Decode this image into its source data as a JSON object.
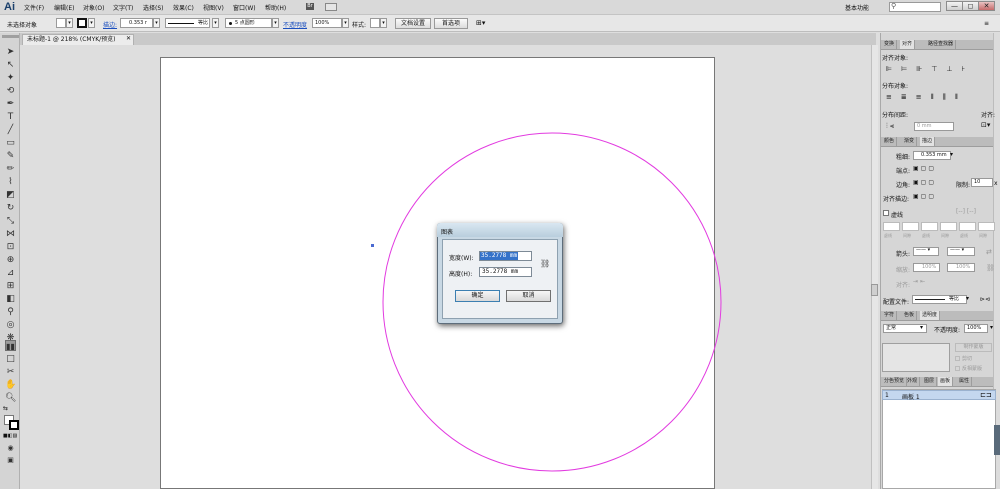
{
  "app": {
    "logo": "Ai",
    "workspace": "基本功能",
    "bridge": "Br"
  },
  "menu": [
    "文件(F)",
    "编辑(E)",
    "对象(O)",
    "文字(T)",
    "选择(S)",
    "效果(C)",
    "视图(V)",
    "窗口(W)",
    "帮助(H)"
  ],
  "window_controls": {
    "minimize": "—",
    "restore": "◻",
    "close": "✕"
  },
  "controlbar": {
    "selection": "未选择对象",
    "stroke_label": "描边:",
    "stroke_value": "0.353 r",
    "stroke_style": "等比",
    "brush": "5 点圆形",
    "opacity_label": "不透明度",
    "opacity_value": "100%",
    "style_label": "样式:",
    "doc_setup": "文档设置",
    "prefs": "首选项"
  },
  "tab": {
    "title": "未标题-1 @ 218% (CMYK/预览)",
    "close": "✕"
  },
  "dialog": {
    "title": "图表",
    "width_label": "宽度(W):",
    "width_value": "35.2778 mm",
    "height_label": "高度(H):",
    "height_value": "35.2778 mm",
    "ok": "确定",
    "cancel": "取消"
  },
  "align_panel": {
    "tabs": [
      "变换",
      "对齐",
      "路径查找器"
    ],
    "align_objects": "对齐对象:",
    "distribute_objects": "分布对象:",
    "distribute_spacing": "分布间距:",
    "spacing_value": "0 mm",
    "align_to": "对齐:"
  },
  "stroke_panel": {
    "tabs": [
      "颜色",
      "渐变",
      "描边"
    ],
    "weight_label": "粗细:",
    "weight_value": "0.353 mm",
    "cap_label": "端点:",
    "corner_label": "边角:",
    "limit_label": "限制:",
    "limit_value": "10",
    "limit_unit": "x",
    "align_stroke_label": "对齐描边:",
    "dashed_label": "虚线",
    "dash_labels": [
      "虚线",
      "间隙",
      "虚线",
      "间隙",
      "虚线",
      "间隙"
    ],
    "arrow_label": "箭头:",
    "scale_label": "缩放:",
    "scale_1": "100%",
    "scale_2": "100%",
    "align_label": "对齐:",
    "profile_label": "配置文件:",
    "profile_value": "等比"
  },
  "transparency_panel": {
    "tabs": [
      "字符",
      "色板",
      "透明度"
    ],
    "blend_mode": "正常",
    "opacity_label": "不透明度:",
    "opacity_value": "100%",
    "mask_button": "制作蒙版",
    "clip_label": "剪切",
    "invert_label": "反相蒙版"
  },
  "artboards_panel": {
    "tabs": [
      "分色预览",
      "外观",
      "图层",
      "画板",
      "属性"
    ],
    "rows": [
      {
        "index": "1",
        "name": "画板 1"
      }
    ]
  },
  "colors": {
    "circle": "#e23be0",
    "selection": "#3472c9"
  }
}
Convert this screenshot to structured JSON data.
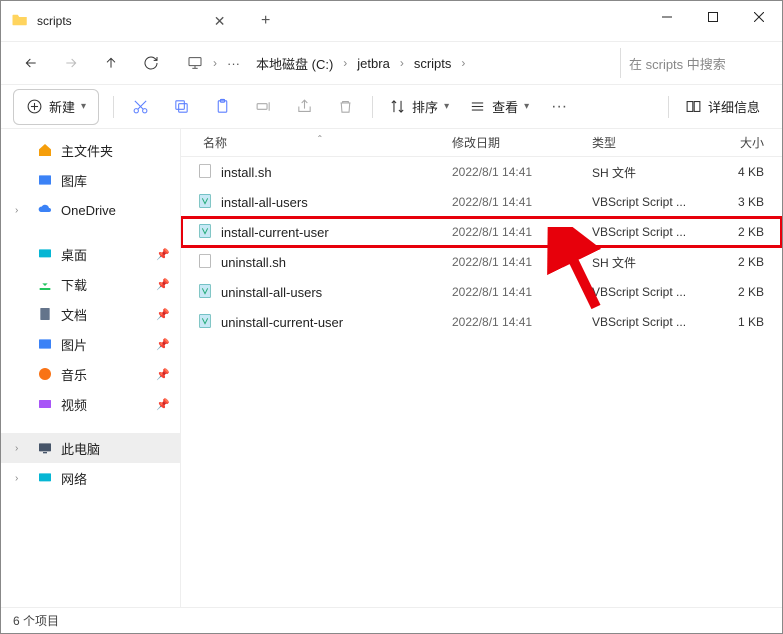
{
  "tab": {
    "title": "scripts"
  },
  "breadcrumb": {
    "ellipsis": "···",
    "items": [
      "本地磁盘 (C:)",
      "jetbra",
      "scripts"
    ]
  },
  "search": {
    "placeholder": "在 scripts 中搜索"
  },
  "toolbar": {
    "new": "新建",
    "sort": "排序",
    "view": "查看",
    "details": "详细信息"
  },
  "columns": {
    "name": "名称",
    "date": "修改日期",
    "type": "类型",
    "size": "大小"
  },
  "sidebar": {
    "home": "主文件夹",
    "gallery": "图库",
    "onedrive": "OneDrive",
    "desktop": "桌面",
    "downloads": "下载",
    "documents": "文档",
    "pictures": "图片",
    "music": "音乐",
    "videos": "视频",
    "thispc": "此电脑",
    "network": "网络"
  },
  "files": [
    {
      "name": "install.sh",
      "date": "2022/8/1 14:41",
      "type": "SH 文件",
      "size": "4 KB",
      "icon": "sh"
    },
    {
      "name": "install-all-users",
      "date": "2022/8/1 14:41",
      "type": "VBScript Script ...",
      "size": "3 KB",
      "icon": "vbs"
    },
    {
      "name": "install-current-user",
      "date": "2022/8/1 14:41",
      "type": "VBScript Script ...",
      "size": "2 KB",
      "icon": "vbs",
      "highlight": true
    },
    {
      "name": "uninstall.sh",
      "date": "2022/8/1 14:41",
      "type": "SH 文件",
      "size": "2 KB",
      "icon": "sh"
    },
    {
      "name": "uninstall-all-users",
      "date": "2022/8/1 14:41",
      "type": "VBScript Script ...",
      "size": "2 KB",
      "icon": "vbs"
    },
    {
      "name": "uninstall-current-user",
      "date": "2022/8/1 14:41",
      "type": "VBScript Script ...",
      "size": "1 KB",
      "icon": "vbs"
    }
  ],
  "status": "6 个项目"
}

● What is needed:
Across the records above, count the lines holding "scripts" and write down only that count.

● Written reply:
3